Innovation isn’t about reinventing the wheel, it’s about finding a new driver.
Case in point, baby products.
Since infants are just very small humans, the products that work for them tend to work for us all. Many baby items have a variety of practical uses, some of which are quite surprising.
Butt rash cream works as burn ointment. Nipple cream can become lip balm. Baby powder works as pet shampoo. Diaper spray turns into face toner. Wipes can double as makeup removers.
The possibilities are endless. It’s surprising that more parents aren’t ditching their expensive cosmetics and switching to baby products instead.
Innovation can be systematically pursued and found, if you know where to look and what questions to ask. Innovation rarely fails due to a lack of creativity, but a lack of discipline. People need to get into the habit of analyzing all opportunity sources for useful ideas, not just staying within their own demographic.
Here’s a case study from my own life.
My friend, a father of two young children, recently gave me a lesson in toddler bedwetting. He was telling me how about five million kids struggle with this problem each year. Even the best toilet trained children can’t always stay dry at night. And while it’s not a serious medical condition, it can be a challenging problem for kids and parents.
After doing some research, I learned that there is a ten million dollar bedwetting industry.
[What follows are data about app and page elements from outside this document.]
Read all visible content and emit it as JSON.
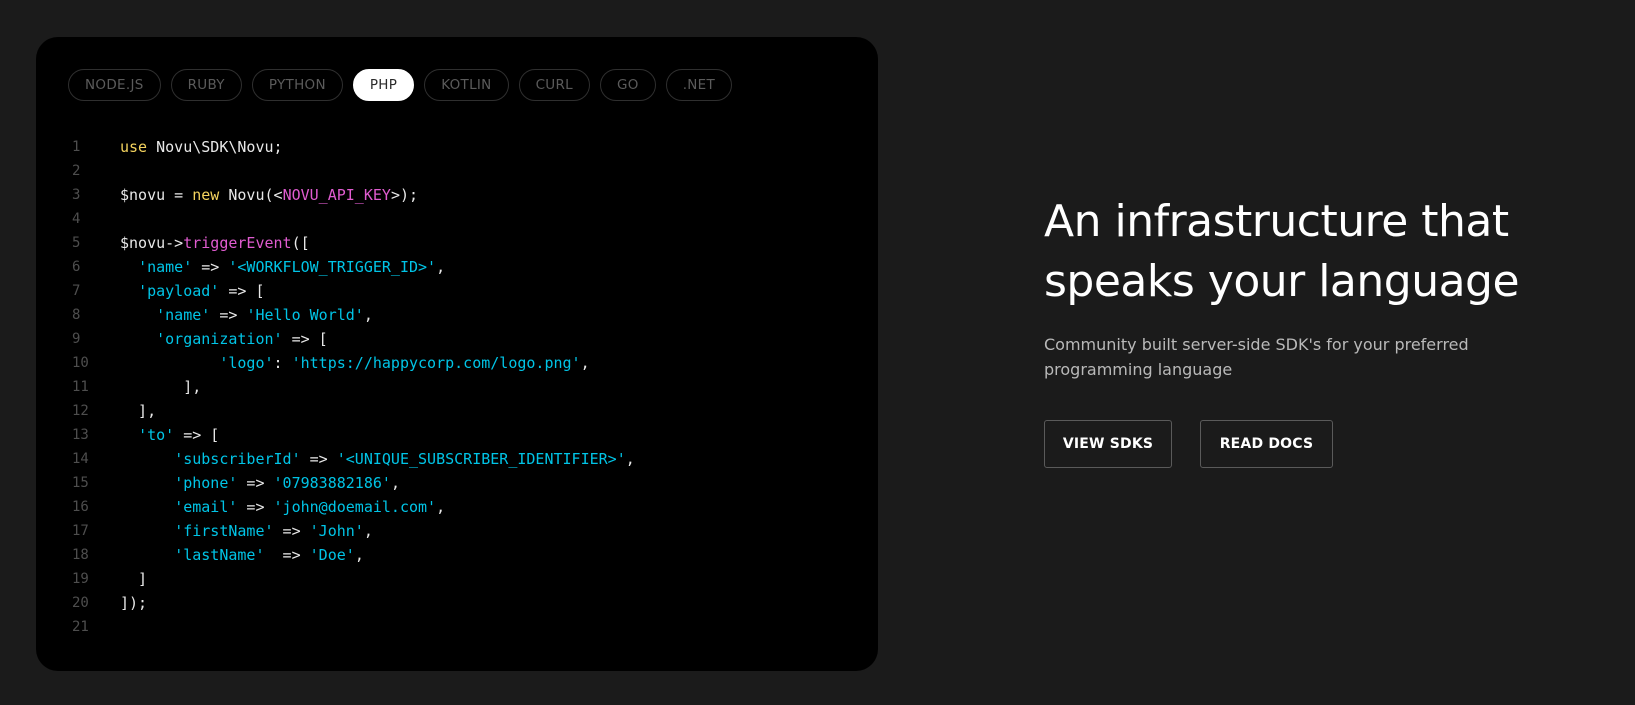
{
  "tabs": [
    {
      "label": "NODE.JS",
      "active": false
    },
    {
      "label": "RUBY",
      "active": false
    },
    {
      "label": "PYTHON",
      "active": false
    },
    {
      "label": "PHP",
      "active": true
    },
    {
      "label": "KOTLIN",
      "active": false
    },
    {
      "label": "CURL",
      "active": false
    },
    {
      "label": "GO",
      "active": false
    },
    {
      "label": ".NET",
      "active": false
    }
  ],
  "code": {
    "language": "PHP",
    "colors": {
      "keyword": "#f4d35e",
      "string": "#00c4e6",
      "function": "#e05cd0",
      "plain": "#e8e8e8",
      "line_number": "#4e4e4e"
    },
    "lines": [
      [
        {
          "t": "kw",
          "v": "use"
        },
        {
          "t": "plain",
          "v": " Novu\\SDK\\Novu;"
        }
      ],
      [],
      [
        {
          "t": "var",
          "v": "$novu"
        },
        {
          "t": "plain",
          "v": " = "
        },
        {
          "t": "kw",
          "v": "new"
        },
        {
          "t": "plain",
          "v": " Novu(<"
        },
        {
          "t": "fn",
          "v": "NOVU_API_KEY"
        },
        {
          "t": "plain",
          "v": ">);"
        }
      ],
      [],
      [
        {
          "t": "var",
          "v": "$novu"
        },
        {
          "t": "plain",
          "v": "->"
        },
        {
          "t": "fn",
          "v": "triggerEvent"
        },
        {
          "t": "plain",
          "v": "(["
        }
      ],
      [
        {
          "t": "plain",
          "v": "  "
        },
        {
          "t": "str",
          "v": "'name'"
        },
        {
          "t": "plain",
          "v": " => "
        },
        {
          "t": "str",
          "v": "'<WORKFLOW_TRIGGER_ID>'"
        },
        {
          "t": "plain",
          "v": ","
        }
      ],
      [
        {
          "t": "plain",
          "v": "  "
        },
        {
          "t": "str",
          "v": "'payload'"
        },
        {
          "t": "plain",
          "v": " => ["
        }
      ],
      [
        {
          "t": "plain",
          "v": "    "
        },
        {
          "t": "str",
          "v": "'name'"
        },
        {
          "t": "plain",
          "v": " => "
        },
        {
          "t": "str",
          "v": "'Hello World'"
        },
        {
          "t": "plain",
          "v": ","
        }
      ],
      [
        {
          "t": "plain",
          "v": "    "
        },
        {
          "t": "str",
          "v": "'organization'"
        },
        {
          "t": "plain",
          "v": " => ["
        }
      ],
      [
        {
          "t": "plain",
          "v": "           "
        },
        {
          "t": "str",
          "v": "'logo'"
        },
        {
          "t": "plain",
          "v": ": "
        },
        {
          "t": "str",
          "v": "'https://happycorp.com/logo.png'"
        },
        {
          "t": "plain",
          "v": ","
        }
      ],
      [
        {
          "t": "plain",
          "v": "       ],"
        }
      ],
      [
        {
          "t": "plain",
          "v": "  ],"
        }
      ],
      [
        {
          "t": "plain",
          "v": "  "
        },
        {
          "t": "str",
          "v": "'to'"
        },
        {
          "t": "plain",
          "v": " => ["
        }
      ],
      [
        {
          "t": "plain",
          "v": "      "
        },
        {
          "t": "str",
          "v": "'subscriberId'"
        },
        {
          "t": "plain",
          "v": " => "
        },
        {
          "t": "str",
          "v": "'<UNIQUE_SUBSCRIBER_IDENTIFIER>'"
        },
        {
          "t": "plain",
          "v": ","
        }
      ],
      [
        {
          "t": "plain",
          "v": "      "
        },
        {
          "t": "str",
          "v": "'phone'"
        },
        {
          "t": "plain",
          "v": " => "
        },
        {
          "t": "str",
          "v": "'07983882186'"
        },
        {
          "t": "plain",
          "v": ","
        }
      ],
      [
        {
          "t": "plain",
          "v": "      "
        },
        {
          "t": "str",
          "v": "'email'"
        },
        {
          "t": "plain",
          "v": " => "
        },
        {
          "t": "str",
          "v": "'john@doemail.com'"
        },
        {
          "t": "plain",
          "v": ","
        }
      ],
      [
        {
          "t": "plain",
          "v": "      "
        },
        {
          "t": "str",
          "v": "'firstName'"
        },
        {
          "t": "plain",
          "v": " => "
        },
        {
          "t": "str",
          "v": "'John'"
        },
        {
          "t": "plain",
          "v": ","
        }
      ],
      [
        {
          "t": "plain",
          "v": "      "
        },
        {
          "t": "str",
          "v": "'lastName'"
        },
        {
          "t": "plain",
          "v": "  => "
        },
        {
          "t": "str",
          "v": "'Doe'"
        },
        {
          "t": "plain",
          "v": ","
        }
      ],
      [
        {
          "t": "plain",
          "v": "  ]"
        }
      ],
      [
        {
          "t": "plain",
          "v": "]);"
        }
      ],
      []
    ]
  },
  "hero": {
    "title": "An infrastructure that speaks your language",
    "subtitle": "Community built server-side SDK's for your preferred programming language",
    "primary_button": "VIEW SDKS",
    "secondary_button": "READ DOCS"
  },
  "colors": {
    "page_background": "#1b1b1b",
    "card_background": "#000000",
    "active_tab": "#ffffff"
  }
}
Tons of beautiful engineered, intelligently marketed and highly useful bedwetting products are now available around the world.
From custom sheets to repellent underwear to prevention systems to full blown therapy programs.
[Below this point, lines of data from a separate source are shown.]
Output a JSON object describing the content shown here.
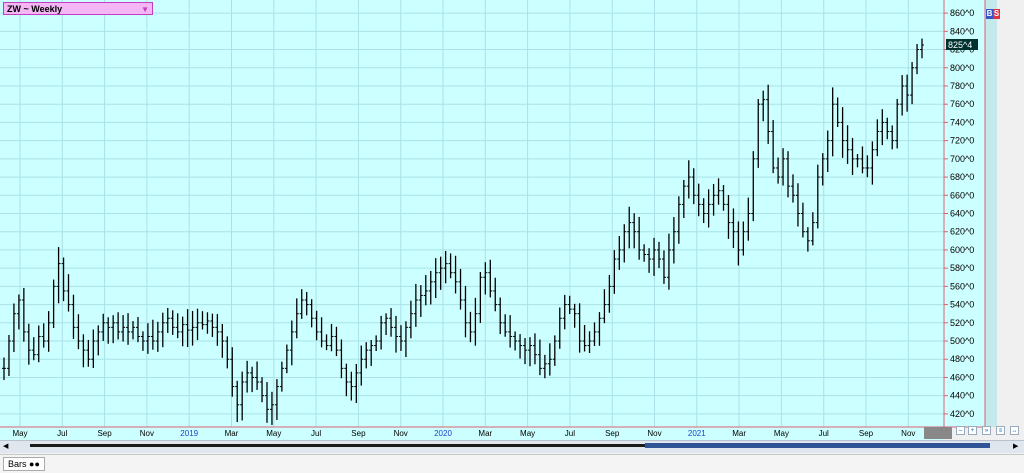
{
  "symbol": {
    "label": "ZW ~ Weekly"
  },
  "buttons": {
    "b": "B",
    "s": "S"
  },
  "bottom": {
    "tab_label": "Bars"
  },
  "colors": {
    "background": "#ccffff",
    "grid": "#a8e2e8",
    "bars": "#000000",
    "axis_line": "#e06070",
    "price_box": "#003330"
  },
  "chart_data": {
    "type": "ohlc_bar",
    "interval": "weekly",
    "title": "",
    "last_price_label": "825^4",
    "ylim": [
      410,
      870
    ],
    "y_ticks": [
      420,
      440,
      460,
      480,
      500,
      520,
      540,
      560,
      580,
      600,
      620,
      640,
      660,
      680,
      700,
      720,
      740,
      760,
      780,
      800,
      820,
      840,
      860
    ],
    "y_tick_labels": [
      "420^0",
      "440^0",
      "460^0",
      "480^0",
      "500^0",
      "520^0",
      "540^0",
      "560^0",
      "580^0",
      "600^0",
      "620^0",
      "640^0",
      "660^0",
      "680^0",
      "700^0",
      "720^0",
      "740^0",
      "760^0",
      "780^0",
      "800^0",
      "820^0",
      "840^0",
      "860^0"
    ],
    "x_ticks": [
      {
        "label": "May",
        "year": false
      },
      {
        "label": "Jul",
        "year": false
      },
      {
        "label": "Sep",
        "year": false
      },
      {
        "label": "Nov",
        "year": false
      },
      {
        "label": "2019",
        "year": true
      },
      {
        "label": "Mar",
        "year": false
      },
      {
        "label": "May",
        "year": false
      },
      {
        "label": "Jul",
        "year": false
      },
      {
        "label": "Sep",
        "year": false
      },
      {
        "label": "Nov",
        "year": false
      },
      {
        "label": "2020",
        "year": true
      },
      {
        "label": "Mar",
        "year": false
      },
      {
        "label": "May",
        "year": false
      },
      {
        "label": "Jul",
        "year": false
      },
      {
        "label": "Sep",
        "year": false
      },
      {
        "label": "Nov",
        "year": false
      },
      {
        "label": "2021",
        "year": true
      },
      {
        "label": "Mar",
        "year": false
      },
      {
        "label": "May",
        "year": false
      },
      {
        "label": "Jul",
        "year": false
      },
      {
        "label": "Sep",
        "year": false
      },
      {
        "label": "Nov",
        "year": false
      }
    ],
    "grid": true,
    "close_path": [
      470,
      500,
      530,
      545,
      510,
      490,
      485,
      505,
      500,
      520,
      560,
      585,
      555,
      540,
      515,
      500,
      490,
      480,
      500,
      510,
      520,
      515,
      520,
      510,
      515,
      510,
      515,
      505,
      500,
      505,
      500,
      510,
      520,
      525,
      515,
      510,
      518,
      512,
      515,
      520,
      518,
      522,
      515,
      510,
      500,
      480,
      450,
      430,
      455,
      465,
      460,
      455,
      440,
      425,
      430,
      450,
      470,
      490,
      510,
      530,
      545,
      540,
      525,
      510,
      500,
      495,
      505,
      490,
      470,
      455,
      450,
      465,
      480,
      490,
      495,
      500,
      520,
      525,
      515,
      505,
      500,
      515,
      530,
      545,
      550,
      555,
      565,
      575,
      580,
      585,
      575,
      565,
      545,
      520,
      510,
      530,
      570,
      575,
      555,
      540,
      520,
      510,
      505,
      500,
      495,
      490,
      495,
      485,
      470,
      475,
      480,
      500,
      525,
      540,
      535,
      530,
      500,
      495,
      500,
      510,
      525,
      540,
      560,
      590,
      600,
      620,
      630,
      620,
      600,
      595,
      590,
      600,
      590,
      570,
      600,
      620,
      650,
      670,
      680,
      660,
      650,
      640,
      650,
      660,
      665,
      650,
      630,
      620,
      600,
      620,
      640,
      700,
      760,
      765,
      730,
      690,
      680,
      700,
      670,
      660,
      640,
      620,
      610,
      630,
      680,
      700,
      720,
      760,
      740,
      720,
      710,
      700,
      700,
      690,
      690,
      710,
      730,
      740,
      730,
      720,
      760,
      780,
      770,
      800,
      820,
      825
    ]
  }
}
And that got my creative brain cranking.
Why reinvent the wheel when we can just find a new driver?
If adults are already using baby creams, powders and sprays to improve their health, then perhaps there’s an addressable market to whom we could repurpose another product that’s already proven successful.
Hell, if the technology is already there, then it’s simply a matter of marketing.
Take the bedwetting alarm technology. Pediatricians say it’s among the most effective and safest treatments. How it works is, you place a moisture sensor in child’s pajamas to trigger an alert to go off at the start of urination. The alarm is designed to awaken the kid so they can get to the toilet and finish peeing.
That’s an extraordinary invention. And in my opinion, children are not the only population who could benefit from this technology.
Because you know who else struggles with wet beds? People who have lots of vigorous sex.
Sounds to me like a ripe opportunity to innovate.
After all, behind every moment of unhappiness, inconvenience and confusion, there is a new innovation waiting to be born. My idea is to market bedwetting alarms to sexually active adults who don’t want to soil their sheets during intimate moments. Imagine a new mattress accessory that uses an advanced sensor technology to trigger an alarm for excessive drops of secretions from even the sloppiest of lovers.
The alarm unit could be connected to a pad that’s attached to your sheet or mattress. You can choose up to eight prerecorded notification sounds, or record your own command when linens get a little too saturated.
And now you’ll never have to worry about falling asleep in a puddle someone discharge again.
I’ve even got the perfect name for this new product.
Dryhump. Keeping your juice in the kitchen.
We could start an adult bedwetting revolution! And ironically, probably increase the number of babies in the world as a result.
Remember, if you look in strange places and ask smart questions, innovation can be systematically pursued and found. You may feel a bit bashful reading about my absurd, bodily fluid related invention, but the principle behind it is sound.
Where is there an addressable market to whom you can repurpose another technology that’s already proven successful?